= GOAL OF THE EXERCISE =
Produce the same data once more, line for line.

(Records drawn from a dataset)
|---|

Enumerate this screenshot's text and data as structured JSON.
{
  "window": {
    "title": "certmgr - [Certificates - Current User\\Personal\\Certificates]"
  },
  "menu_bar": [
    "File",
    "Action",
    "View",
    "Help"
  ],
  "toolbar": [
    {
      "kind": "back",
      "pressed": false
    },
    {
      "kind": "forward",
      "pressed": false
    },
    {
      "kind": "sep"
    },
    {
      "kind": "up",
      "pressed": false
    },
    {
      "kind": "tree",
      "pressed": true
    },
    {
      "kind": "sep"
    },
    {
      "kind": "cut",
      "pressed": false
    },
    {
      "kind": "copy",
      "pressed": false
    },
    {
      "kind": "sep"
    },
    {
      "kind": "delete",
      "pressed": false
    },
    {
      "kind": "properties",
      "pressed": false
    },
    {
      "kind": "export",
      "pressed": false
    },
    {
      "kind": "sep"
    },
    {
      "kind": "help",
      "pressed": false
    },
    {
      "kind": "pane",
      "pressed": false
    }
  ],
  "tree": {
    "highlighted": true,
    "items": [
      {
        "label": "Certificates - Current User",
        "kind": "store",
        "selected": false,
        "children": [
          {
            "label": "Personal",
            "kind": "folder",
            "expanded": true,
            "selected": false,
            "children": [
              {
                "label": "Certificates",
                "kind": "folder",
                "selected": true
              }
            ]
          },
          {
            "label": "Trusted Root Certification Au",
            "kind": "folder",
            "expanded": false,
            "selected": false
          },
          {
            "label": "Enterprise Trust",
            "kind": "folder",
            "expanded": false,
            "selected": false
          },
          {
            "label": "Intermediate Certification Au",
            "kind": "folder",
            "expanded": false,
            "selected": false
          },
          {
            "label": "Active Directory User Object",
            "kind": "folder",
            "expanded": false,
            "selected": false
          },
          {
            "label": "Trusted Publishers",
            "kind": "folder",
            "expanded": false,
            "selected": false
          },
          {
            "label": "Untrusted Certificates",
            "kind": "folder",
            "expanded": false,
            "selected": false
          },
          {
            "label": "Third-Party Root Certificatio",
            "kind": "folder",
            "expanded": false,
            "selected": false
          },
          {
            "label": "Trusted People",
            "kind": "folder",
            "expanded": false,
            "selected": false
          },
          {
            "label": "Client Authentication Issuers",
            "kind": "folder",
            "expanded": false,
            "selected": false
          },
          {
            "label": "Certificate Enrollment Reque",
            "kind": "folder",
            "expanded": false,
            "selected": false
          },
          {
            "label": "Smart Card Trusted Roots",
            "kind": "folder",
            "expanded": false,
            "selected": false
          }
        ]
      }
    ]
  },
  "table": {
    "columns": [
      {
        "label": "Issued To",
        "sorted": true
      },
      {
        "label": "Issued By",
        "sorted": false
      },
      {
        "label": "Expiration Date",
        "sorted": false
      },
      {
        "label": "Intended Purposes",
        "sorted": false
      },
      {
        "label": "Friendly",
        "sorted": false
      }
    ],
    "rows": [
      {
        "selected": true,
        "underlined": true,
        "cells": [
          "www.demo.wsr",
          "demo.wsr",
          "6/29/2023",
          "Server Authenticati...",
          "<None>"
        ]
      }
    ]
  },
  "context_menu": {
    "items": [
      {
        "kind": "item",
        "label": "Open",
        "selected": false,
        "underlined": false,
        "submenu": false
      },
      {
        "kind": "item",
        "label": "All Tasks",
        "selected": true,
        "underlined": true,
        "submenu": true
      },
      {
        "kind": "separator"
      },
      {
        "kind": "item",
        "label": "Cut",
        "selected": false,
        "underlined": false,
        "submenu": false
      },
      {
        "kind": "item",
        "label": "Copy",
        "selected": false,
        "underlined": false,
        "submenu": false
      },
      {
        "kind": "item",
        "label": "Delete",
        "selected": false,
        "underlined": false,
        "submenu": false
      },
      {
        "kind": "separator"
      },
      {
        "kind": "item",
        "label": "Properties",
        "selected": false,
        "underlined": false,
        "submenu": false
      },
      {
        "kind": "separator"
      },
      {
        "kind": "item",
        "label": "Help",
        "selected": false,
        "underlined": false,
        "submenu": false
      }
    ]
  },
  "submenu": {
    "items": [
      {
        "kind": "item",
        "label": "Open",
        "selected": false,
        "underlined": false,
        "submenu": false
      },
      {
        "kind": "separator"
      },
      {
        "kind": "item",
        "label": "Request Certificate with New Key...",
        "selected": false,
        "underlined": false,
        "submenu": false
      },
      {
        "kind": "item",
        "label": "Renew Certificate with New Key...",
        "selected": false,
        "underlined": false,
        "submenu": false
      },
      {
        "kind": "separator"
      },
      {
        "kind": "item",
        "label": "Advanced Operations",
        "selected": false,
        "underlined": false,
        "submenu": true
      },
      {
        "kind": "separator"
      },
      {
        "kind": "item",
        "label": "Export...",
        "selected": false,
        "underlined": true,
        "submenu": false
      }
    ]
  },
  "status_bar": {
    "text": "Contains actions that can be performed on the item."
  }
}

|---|

= ANSWER SPACE =
Enumerate this screenshot's text and data as structured JSON.
{
  "window": {
    "title": "certmgr - [Certificates - Current User\\Personal\\Certificates]"
  },
  "menu_bar": [
    "File",
    "Action",
    "View",
    "Help"
  ],
  "toolbar": [
    {
      "kind": "back",
      "pressed": false
    },
    {
      "kind": "forward",
      "pressed": false
    },
    {
      "kind": "sep"
    },
    {
      "kind": "up",
      "pressed": false
    },
    {
      "kind": "tree",
      "pressed": true
    },
    {
      "kind": "sep"
    },
    {
      "kind": "cut",
      "pressed": false
    },
    {
      "kind": "copy",
      "pressed": false
    },
    {
      "kind": "sep"
    },
    {
      "kind": "delete",
      "pressed": false
    },
    {
      "kind": "properties",
      "pressed": false
    },
    {
      "kind": "export",
      "pressed": false
    },
    {
      "kind": "sep"
    },
    {
      "kind": "help",
      "pressed": false
    },
    {
      "kind": "pane",
      "pressed": false
    }
  ],
  "tree": {
    "highlighted": true,
    "items": [
      {
        "label": "Certificates - Current User",
        "kind": "store",
        "selected": false,
        "children": [
          {
            "label": "Personal",
            "kind": "folder",
            "expanded": true,
            "selected": false,
            "children": [
              {
                "label": "Certificates",
                "kind": "folder",
                "selected": true
              }
            ]
          },
          {
            "label": "Trusted Root Certification Au",
            "kind": "folder",
            "expanded": false,
            "selected": false
          },
          {
            "label": "Enterprise Trust",
            "kind": "folder",
            "expanded": false,
            "selected": false
          },
          {
            "label": "Intermediate Certification Au",
            "kind": "folder",
            "expanded": false,
            "selected": false
          },
          {
            "label": "Active Directory User Object",
            "kind": "folder",
            "expanded": false,
            "selected": false
          },
          {
            "label": "Trusted Publishers",
            "kind": "folder",
            "expanded": false,
            "selected": false
          },
          {
            "label": "Untrusted Certificates",
            "kind": "folder",
            "expanded": false,
            "selected": false
          },
          {
            "label": "Third-Party Root Certificatio",
            "kind": "folder",
            "expanded": false,
            "selected": false
          },
          {
            "label": "Trusted People",
            "kind": "folder",
            "expanded": false,
            "selected": false
          },
          {
            "label": "Client Authentication Issuers",
            "kind": "folder",
            "expanded": false,
            "selected": false
          },
          {
            "label": "Certificate Enrollment Reque",
            "kind": "folder",
            "expanded": false,
            "selected": false
          },
          {
            "label": "Smart Card Trusted Roots",
            "kind": "folder",
            "expanded": false,
            "selected": false
          }
        ]
      }
    ]
  },
  "table": {
    "columns": [
      {
        "label": "Issued To",
        "sorted": true
      },
      {
        "label": "Issued By",
        "sorted": false
      },
      {
        "label": "Expiration Date",
        "sorted": false
      },
      {
        "label": "Intended Purposes",
        "sorted": false
      },
      {
        "label": "Friendly",
        "sorted": false
      }
    ],
    "rows": [
      {
        "selected": true,
        "underlined": true,
        "cells": [
          "www.demo.wsr",
          "demo.wsr",
          "6/29/2023",
          "Server Authenticati...",
          "<None>"
        ]
      }
    ]
  },
  "context_menu": {
    "items": [
      {
        "kind": "item",
        "label": "Open",
        "selected": false,
        "underlined": false,
        "submenu": false
      },
      {
        "kind": "item",
        "label": "All Tasks",
        "selected": true,
        "underlined": true,
        "submenu": true
      },
      {
        "kind": "separator"
      },
      {
        "kind": "item",
        "label": "Cut",
        "selected": false,
        "underlined": false,
        "submenu": false
      },
      {
        "kind": "item",
        "label": "Copy",
        "selected": false,
        "underlined": false,
        "submenu": false
      },
      {
        "kind": "item",
        "label": "Delete",
        "selected": false,
        "underlined": false,
        "submenu": false
      },
      {
        "kind": "separator"
      },
      {
        "kind": "item",
        "label": "Properties",
        "selected": false,
        "underlined": false,
        "submenu": false
      },
      {
        "kind": "separator"
      },
      {
        "kind": "item",
        "label": "Help",
        "selected": false,
        "underlined": false,
        "submenu": false
      }
    ]
  },
  "submenu": {
    "items": [
      {
        "kind": "item",
        "label": "Open",
        "selected": false,
        "underlined": false,
        "submenu": false
      },
      {
        "kind": "separator"
      },
      {
        "kind": "item",
        "label": "Request Certificate with New Key...",
        "selected": false,
        "underlined": false,
        "submenu": false
      },
      {
        "kind": "item",
        "label": "Renew Certificate with New Key...",
        "selected": false,
        "underlined": false,
        "submenu": false
      },
      {
        "kind": "separator"
      },
      {
        "kind": "item",
        "label": "Advanced Operations",
        "selected": false,
        "underlined": false,
        "submenu": true
      },
      {
        "kind": "separator"
      },
      {
        "kind": "item",
        "label": "Export...",
        "selected": false,
        "underlined": true,
        "submenu": false
      }
    ]
  },
  "status_bar": {
    "text": "Contains actions that can be performed on the item."
  }
}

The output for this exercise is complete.